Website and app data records
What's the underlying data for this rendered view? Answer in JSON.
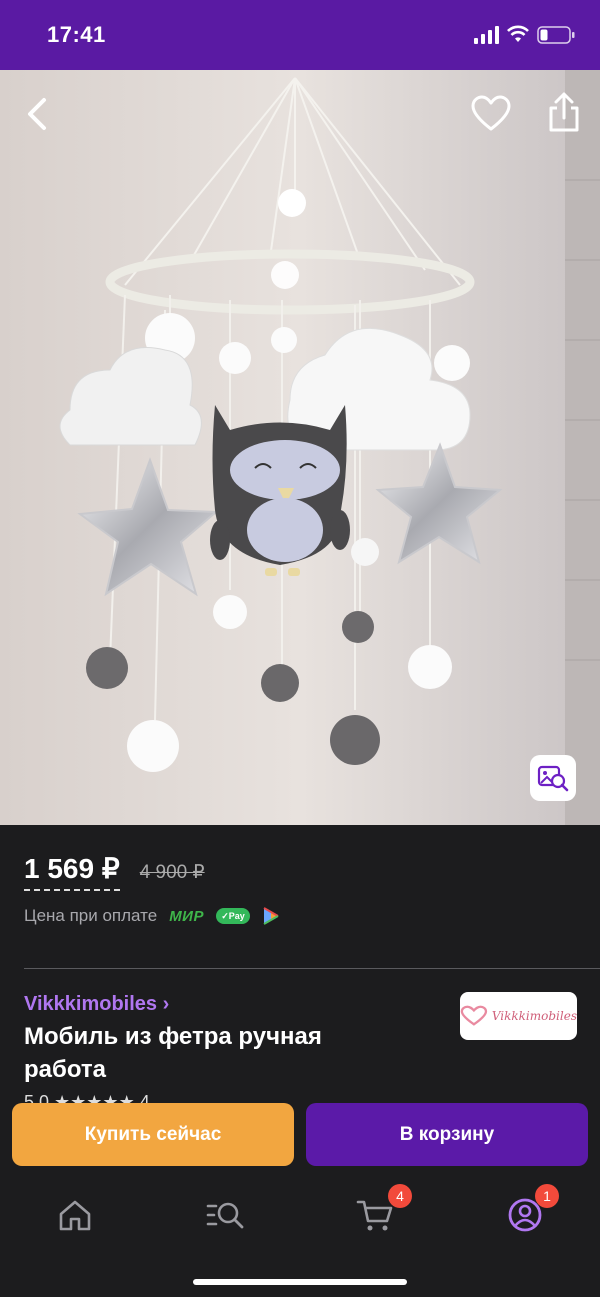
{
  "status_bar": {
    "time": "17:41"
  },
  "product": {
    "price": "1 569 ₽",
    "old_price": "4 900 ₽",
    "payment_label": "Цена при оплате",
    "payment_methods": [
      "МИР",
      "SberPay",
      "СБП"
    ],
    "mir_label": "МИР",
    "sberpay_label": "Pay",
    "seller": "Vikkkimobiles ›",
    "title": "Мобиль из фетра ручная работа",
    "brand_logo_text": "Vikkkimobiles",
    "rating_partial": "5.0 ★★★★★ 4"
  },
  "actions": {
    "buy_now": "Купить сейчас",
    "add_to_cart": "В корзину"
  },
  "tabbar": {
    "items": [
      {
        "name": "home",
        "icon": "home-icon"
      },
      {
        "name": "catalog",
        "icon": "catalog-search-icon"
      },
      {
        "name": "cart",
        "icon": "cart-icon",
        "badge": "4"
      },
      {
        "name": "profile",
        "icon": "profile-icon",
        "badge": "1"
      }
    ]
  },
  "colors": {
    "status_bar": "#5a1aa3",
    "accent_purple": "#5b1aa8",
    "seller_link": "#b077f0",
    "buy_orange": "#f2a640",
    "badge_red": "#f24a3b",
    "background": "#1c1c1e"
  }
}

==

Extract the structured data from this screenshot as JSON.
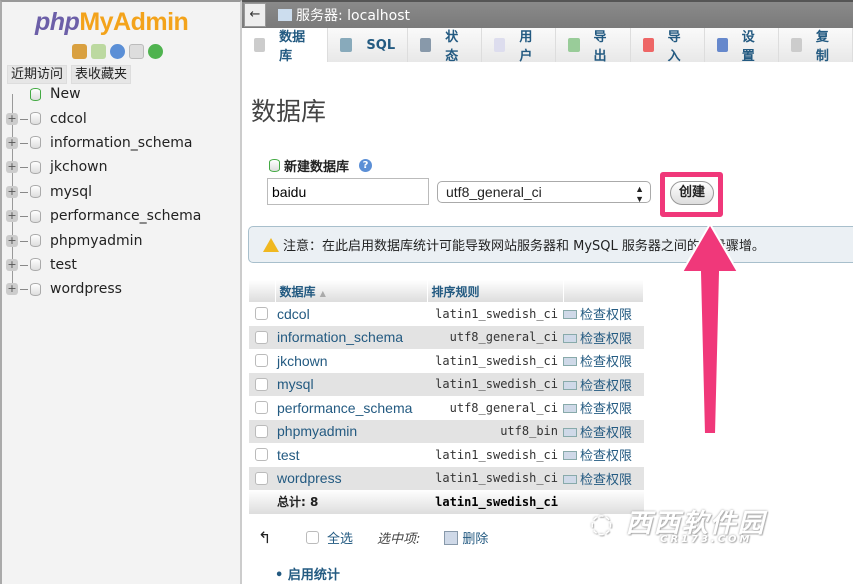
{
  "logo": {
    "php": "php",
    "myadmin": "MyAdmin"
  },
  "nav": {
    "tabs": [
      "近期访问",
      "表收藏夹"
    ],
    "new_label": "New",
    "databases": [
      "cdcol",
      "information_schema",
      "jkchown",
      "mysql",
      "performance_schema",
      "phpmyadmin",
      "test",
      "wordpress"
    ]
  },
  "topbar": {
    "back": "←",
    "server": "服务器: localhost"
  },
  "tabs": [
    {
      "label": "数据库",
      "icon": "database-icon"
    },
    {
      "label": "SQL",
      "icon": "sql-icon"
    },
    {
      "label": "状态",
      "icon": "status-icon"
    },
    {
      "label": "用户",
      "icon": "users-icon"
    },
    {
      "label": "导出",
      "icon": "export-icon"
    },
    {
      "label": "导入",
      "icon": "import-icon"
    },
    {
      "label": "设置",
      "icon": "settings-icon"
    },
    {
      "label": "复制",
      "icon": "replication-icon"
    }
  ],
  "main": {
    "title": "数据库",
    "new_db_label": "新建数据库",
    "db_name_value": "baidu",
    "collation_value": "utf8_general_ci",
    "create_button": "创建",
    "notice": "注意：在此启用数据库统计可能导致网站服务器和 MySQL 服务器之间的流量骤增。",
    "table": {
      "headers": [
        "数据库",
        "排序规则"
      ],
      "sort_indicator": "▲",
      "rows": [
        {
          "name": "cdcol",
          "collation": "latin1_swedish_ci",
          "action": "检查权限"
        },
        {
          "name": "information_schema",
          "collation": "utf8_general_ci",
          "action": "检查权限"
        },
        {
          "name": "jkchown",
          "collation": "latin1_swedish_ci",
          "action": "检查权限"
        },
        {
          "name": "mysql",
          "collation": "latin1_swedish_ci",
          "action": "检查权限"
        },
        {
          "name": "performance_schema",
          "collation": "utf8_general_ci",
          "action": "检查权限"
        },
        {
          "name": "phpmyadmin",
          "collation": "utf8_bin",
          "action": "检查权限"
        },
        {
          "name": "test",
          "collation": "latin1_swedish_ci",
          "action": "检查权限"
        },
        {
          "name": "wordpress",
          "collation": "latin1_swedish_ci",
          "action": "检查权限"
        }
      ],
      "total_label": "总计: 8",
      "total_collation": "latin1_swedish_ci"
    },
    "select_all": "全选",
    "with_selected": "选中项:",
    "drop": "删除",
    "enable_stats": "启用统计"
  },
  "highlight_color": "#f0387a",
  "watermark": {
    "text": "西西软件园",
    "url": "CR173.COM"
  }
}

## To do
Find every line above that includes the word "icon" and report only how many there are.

## Exercise answer
12